Is there a penalty, sanction or otherwise for a referee who files an inaccurate game report for the benefit of lowering the league penalties on the teams and players?
I witnessed an adult amateur game prior to my assignment as an incident between 2 players escalated into violent conduct. Both players were sent off by the referee. After the match, the players were seen “negotiating” a lessor card so the penalty from the league would not be so harsh. The referee reported Serious Foul Play instead on the game report.
USSF answer (February 2, 2009):
Although you have reported what you saw and heard, we feel we should at least lay out why the scenario you describe might perhaps not be as compelling as you have stated.
For example, even if events are exactly as you described, is this really misconduct? There is no indication that the referee was bribed or coerced. Were the referee to have decided not to report the card at all, to report it as a caution instead of a sending off, or to have identified a different player than the one actually shown the red card, this would clearly constitute reportable behavior. But the referee seems only to have changed the reason for the send-off.
Suppose though that the final report did not involve a change at all. You have characterized the original behavior as “violent conduct,” but how do you know that the referee at the time so characterized it?
Even if he did consider it violent conduct at the time, is the referee not allowed to reflect upon the specific circumstances, filtered by time and possible additional information, before writing his report? Suppose additional information came from an AR. Would you then argue that this makes it okay, but that being persuaded by information coming from anyone else is misconduct? Your use of the term “negotiating” is loaded — from a distance, “remonstrating” might be just as accurate. And how do you know why (or even IF) the referee made the change? Players informing the referee of the dire consequences of a card for VC could have simply been justification for the referee deciding to think more carefully about what was seen and done before preparing a final report.
However, if you are utterly convinced that the referee has indeed committed misconduct in the matter of the report, you have the right and the duty to lodge a complaint. Under the USSF Policy Manual 2008-2009, a person who accuses a referee or other game official of misconduct for actions during or away from a match should file a complaint in accordance with the Policy Manual. In a case such as this, Policy 531-10–Misconduct of Game Officials applies:
Section 2. Procedures
(A) Misconduct at a Match
When any game official is accused of having committed misconduct toward another game official, participant, or spectator at a match, or of having a conflict of interest, the original jurisdiction to adjudicate the matter shall vest immediately in the State Association or Organization Member through which the accused game official is registered. In the situation where Amateur and Youth State Associations exist in a state, and the incident of alleged misconduct occurred at a match sanctioned by one State Association, jurisdiction shall vest with the State Association sanctioning the match in question.
(B) Misconduct Away From a Match
When any game official, referee, referee assistant or referee development program person is accused of unethical conduct, misuse or abuse of authority or conflict of interest in any matter in the pursuit of or may affect the individual’s official dealings within and as authorized by the Federation, its Divisions, Affiliates or Associates, a State Associations or Organization Member, or a competition, tournament or other appropriate authority, the matter shall vest immediately in the State Association through which the accused game official is registered or through which the referee development program person is appointed.

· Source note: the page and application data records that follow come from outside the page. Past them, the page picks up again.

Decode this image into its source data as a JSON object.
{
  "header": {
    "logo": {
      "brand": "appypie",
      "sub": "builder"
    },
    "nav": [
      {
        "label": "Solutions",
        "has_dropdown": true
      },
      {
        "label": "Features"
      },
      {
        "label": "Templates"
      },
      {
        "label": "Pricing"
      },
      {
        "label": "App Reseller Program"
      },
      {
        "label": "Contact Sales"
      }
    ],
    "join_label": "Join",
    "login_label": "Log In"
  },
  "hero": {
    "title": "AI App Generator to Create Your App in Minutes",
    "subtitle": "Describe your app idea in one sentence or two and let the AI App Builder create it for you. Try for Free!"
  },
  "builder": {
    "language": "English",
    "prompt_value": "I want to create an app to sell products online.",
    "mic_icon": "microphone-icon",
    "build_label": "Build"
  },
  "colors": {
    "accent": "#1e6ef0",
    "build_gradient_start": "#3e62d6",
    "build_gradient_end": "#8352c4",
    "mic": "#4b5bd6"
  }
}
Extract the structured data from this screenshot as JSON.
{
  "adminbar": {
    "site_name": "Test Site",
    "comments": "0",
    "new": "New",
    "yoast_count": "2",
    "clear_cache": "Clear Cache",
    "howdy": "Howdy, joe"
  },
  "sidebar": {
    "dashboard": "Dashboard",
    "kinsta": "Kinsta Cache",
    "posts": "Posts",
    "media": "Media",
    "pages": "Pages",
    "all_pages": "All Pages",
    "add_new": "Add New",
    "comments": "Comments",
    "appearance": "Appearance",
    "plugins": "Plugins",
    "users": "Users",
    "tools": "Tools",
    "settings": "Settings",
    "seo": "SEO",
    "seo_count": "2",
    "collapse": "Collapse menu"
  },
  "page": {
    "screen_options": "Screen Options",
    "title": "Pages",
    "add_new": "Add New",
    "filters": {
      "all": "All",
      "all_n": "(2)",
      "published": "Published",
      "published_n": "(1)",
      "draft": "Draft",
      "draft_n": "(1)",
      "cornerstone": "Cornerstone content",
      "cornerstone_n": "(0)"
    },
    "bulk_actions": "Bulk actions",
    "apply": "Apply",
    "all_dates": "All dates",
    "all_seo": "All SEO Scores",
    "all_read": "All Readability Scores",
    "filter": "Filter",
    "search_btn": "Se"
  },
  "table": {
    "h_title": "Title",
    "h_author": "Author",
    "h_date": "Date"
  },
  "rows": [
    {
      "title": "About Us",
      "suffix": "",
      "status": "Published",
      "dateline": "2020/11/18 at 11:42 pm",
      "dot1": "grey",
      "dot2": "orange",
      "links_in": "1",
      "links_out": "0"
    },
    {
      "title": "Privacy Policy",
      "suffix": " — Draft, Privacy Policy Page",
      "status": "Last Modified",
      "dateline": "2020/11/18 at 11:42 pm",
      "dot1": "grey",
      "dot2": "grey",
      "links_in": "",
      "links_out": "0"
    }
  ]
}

(C) Any allegation of misconduct or of conflict of interest by a game official as described by subsection (A) of this section, or of unethical conduct, misuse or abuse of authority or conflict of interest as described by subsection (B) of this section, shall be made in writing to the State Referee Administrator or to the State Association(s) or Organization Member that shall report all such allegations including any allegations against the State Referee Administrator, to the State Association(s) or Organization Members through which the accused game official is registered or through which the accused referee development program person is appointed.
(D) Upon receipt by the appropriate Organization Member of a verified written complaint, a hearing shall be conducted within 30 days from verification pursuant to guidelines established by the Organization Member having jurisdiction as provided by subsection (A) or (B) of this section. The guidelines may include referring the complaint to the State Referee Committee for the hearing. The hearings and appeal process shall provide for adequate due process for the accused person including proper notice of charges, the right to bring witnesses in defense, and the right to confront and to cross-examine the accusers.
(E) The Chairman of the hearing committee shall transmit the findings of the committee in writing to all parties concerned including the accused and the accusers and to the State Association(s) or Organization Member within seven days of the hearing.
(F) Any party subject to penalties shall receive, at the time of notification of the decision, a notice of the rights of appeal and a copy of the procedures and deadline dates required for such an appeal to be properly considered. Time for filing an appeal shall start with the date official receipt of the decision by the party making the appeal.